WebMD Health

Texas Is Pretending to Legalize Medical Marijuana

Texas has been working on making medical marijuana available since a law passed in 2015 that made it legal for people with intractable epilepsy to use it. Now, two years later, it appears Texas is really just pretending to legalize medical marijuana.

Let’s look at some facts: Only people with intractable epilepsy can get medical marijuana. In a state of 27 million people, that only makes it available to around 150,000 people. Furthermore, only people who have intractable epilepsy and meet a number of other specific requirements will be able to get it.

“All authorized patients have to be diagnosed with intractable epilepsy, be under the care of an authorized doctor, have tried two FDA-approved drugs found to be ineffective, and be a permanent resident of Texas,” according to ABC.

It gets worse. The only medical marijuana that is allowed to be sold is an oil extract that cannot be higher than 0.5% in THC, which is not enough to get anyone high (which can have its own medical benefits). Texas currently has eight doctors for the whole state who can prescribe medical marijuana, and its costs around $ 500,000 to get a license to grow marijuana.
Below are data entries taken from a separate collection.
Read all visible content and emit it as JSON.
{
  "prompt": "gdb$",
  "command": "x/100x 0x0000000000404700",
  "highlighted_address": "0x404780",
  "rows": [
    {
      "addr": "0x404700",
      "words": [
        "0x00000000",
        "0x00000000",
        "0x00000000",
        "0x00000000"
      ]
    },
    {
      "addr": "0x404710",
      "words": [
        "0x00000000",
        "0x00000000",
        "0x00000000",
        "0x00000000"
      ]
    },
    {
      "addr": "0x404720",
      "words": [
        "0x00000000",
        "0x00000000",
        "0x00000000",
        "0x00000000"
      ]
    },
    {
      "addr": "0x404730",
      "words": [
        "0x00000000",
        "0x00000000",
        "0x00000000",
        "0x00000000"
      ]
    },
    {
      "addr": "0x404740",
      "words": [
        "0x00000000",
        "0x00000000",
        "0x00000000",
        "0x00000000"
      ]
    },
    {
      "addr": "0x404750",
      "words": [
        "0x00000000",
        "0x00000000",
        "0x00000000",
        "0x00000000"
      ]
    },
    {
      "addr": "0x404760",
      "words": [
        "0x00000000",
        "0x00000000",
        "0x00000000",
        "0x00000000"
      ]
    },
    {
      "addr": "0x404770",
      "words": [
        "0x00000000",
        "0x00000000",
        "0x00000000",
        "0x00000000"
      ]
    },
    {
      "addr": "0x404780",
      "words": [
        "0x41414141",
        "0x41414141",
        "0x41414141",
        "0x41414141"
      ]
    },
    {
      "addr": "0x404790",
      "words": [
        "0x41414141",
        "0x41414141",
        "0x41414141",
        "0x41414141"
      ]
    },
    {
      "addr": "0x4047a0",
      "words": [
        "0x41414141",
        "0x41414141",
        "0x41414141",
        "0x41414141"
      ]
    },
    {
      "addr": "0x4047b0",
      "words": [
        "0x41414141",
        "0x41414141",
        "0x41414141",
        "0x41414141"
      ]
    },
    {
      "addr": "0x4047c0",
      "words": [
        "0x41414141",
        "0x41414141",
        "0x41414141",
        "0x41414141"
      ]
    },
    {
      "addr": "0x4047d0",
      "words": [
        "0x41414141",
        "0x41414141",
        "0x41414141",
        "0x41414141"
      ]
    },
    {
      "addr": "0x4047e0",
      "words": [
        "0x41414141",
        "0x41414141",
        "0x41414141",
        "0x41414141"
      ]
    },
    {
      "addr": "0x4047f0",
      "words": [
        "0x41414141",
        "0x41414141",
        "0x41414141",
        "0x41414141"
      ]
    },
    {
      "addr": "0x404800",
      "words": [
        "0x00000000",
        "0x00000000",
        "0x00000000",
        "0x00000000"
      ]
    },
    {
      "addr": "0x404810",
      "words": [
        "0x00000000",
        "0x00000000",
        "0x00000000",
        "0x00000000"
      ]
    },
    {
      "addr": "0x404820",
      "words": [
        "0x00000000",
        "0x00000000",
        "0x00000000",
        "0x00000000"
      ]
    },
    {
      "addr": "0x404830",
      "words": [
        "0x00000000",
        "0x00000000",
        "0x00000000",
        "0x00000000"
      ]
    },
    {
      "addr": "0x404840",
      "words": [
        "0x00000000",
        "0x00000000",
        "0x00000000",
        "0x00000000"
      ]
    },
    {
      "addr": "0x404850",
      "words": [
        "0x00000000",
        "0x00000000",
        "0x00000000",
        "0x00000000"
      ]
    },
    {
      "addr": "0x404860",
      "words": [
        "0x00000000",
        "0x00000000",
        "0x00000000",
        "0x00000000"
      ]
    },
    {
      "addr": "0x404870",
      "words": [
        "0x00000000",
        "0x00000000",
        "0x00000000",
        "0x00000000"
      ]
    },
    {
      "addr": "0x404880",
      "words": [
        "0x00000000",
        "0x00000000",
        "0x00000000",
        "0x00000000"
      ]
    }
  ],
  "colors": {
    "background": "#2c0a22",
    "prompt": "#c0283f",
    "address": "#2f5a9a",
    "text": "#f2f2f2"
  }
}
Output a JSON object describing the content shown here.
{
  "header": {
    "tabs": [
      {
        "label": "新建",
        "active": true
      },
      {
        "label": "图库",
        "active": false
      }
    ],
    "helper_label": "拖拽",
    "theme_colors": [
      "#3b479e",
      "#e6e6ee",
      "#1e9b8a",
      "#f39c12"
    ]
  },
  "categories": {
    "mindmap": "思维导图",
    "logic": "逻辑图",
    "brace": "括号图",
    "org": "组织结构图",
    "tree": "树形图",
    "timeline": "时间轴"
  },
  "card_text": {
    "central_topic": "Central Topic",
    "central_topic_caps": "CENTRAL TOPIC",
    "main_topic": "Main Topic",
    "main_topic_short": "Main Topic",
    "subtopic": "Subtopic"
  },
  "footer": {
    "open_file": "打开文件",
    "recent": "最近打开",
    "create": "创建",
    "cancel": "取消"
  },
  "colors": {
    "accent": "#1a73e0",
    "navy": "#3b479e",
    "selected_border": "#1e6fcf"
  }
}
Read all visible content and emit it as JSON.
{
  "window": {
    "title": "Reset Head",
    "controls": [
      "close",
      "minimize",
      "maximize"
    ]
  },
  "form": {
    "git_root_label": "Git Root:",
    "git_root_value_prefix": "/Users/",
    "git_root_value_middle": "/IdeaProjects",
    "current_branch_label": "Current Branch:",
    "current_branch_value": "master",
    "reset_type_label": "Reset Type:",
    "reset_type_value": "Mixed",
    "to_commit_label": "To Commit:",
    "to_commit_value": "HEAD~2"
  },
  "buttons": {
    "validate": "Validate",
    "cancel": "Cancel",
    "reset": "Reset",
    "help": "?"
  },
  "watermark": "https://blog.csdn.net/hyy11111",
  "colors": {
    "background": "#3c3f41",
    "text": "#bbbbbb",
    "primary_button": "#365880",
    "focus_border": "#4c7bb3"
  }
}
It’s hard to imagine a more narrow and difficult-to-use medical marijuana program.

Having 2 oz or less of marijuana can still get you thrown in jail for six months in Texas. That’s not exactly an example of a progressive drug law. It’s unclear why Texas passed any sort of medical marijuana law in the first place if it was going to remain so anti-marijuana, but hopefully it will be a step in the right direction. After all, many states that have started with a very short list of reasons you can get medical marijuana have expanded their lists. For now, Texas has what amounts to an imitation of medical marijuana legalization.

[Photo by Ed Schipul/Flickr]

The 420 Times

Texas House Committee Tasked With Studying Marijuana Laws

Although the Texas legislature does not reconvene until 2019, marijuana policy reform is on its agenda in the interim! Yesterday, Speaker of the House Joe Straus announced “interim changes” that committees will look into between legislative sessions — including by holding hearings and reporting back — and one of them is marijuana policy.

The House Criminal Justice Committee, led by Chairman Joe Moody (D-El Paso), will “study current practices for the enforcement of criminal laws against low-level possession of marijuana” and “examine the use of alternative punishments and improvements to criminal enforcement mechanisms and community supervision.”

The subject is familiar to both Chairman Moody and his fellow committee members. Earlier this year, the committee heard testimony on and ultimately passed House Bill 81, Chairman Moody’s proposal to replace criminal penalties with a simple citation/ fine for low-level marijuana possession. The bill died after it did not receive a floor vote.

Please stay tuned for opportunities to be part of this important conversation between legislative sessions, during which time an estimated 120,000 Texans will be arrested for marijuana possession.

If you are a Texas resident, please contact your legislators today in support of more sensible marijuana policies for Texas!

The post Texas House Committee Tasked With Studying Marijuana Laws appeared first on MPP Blog.


MPP Blog

‘Cansortium Texas’ Granted First Medical Marijuana License in TX

On Wednesday, officials announced that Cansortium Texas would be the first company to receive a medical marijuana license issued by the state of Texas, after a scrutinizing review from the state Department of Public Safety. #Texas issues first medical marijuana license https://t.co/QamQ3hqmW3 pic.twitter.com/IlRX48QDak — KPRC 2 Houston (@KPRC2) September 6, 2017 Endorsed by the Texas […]
Marijuana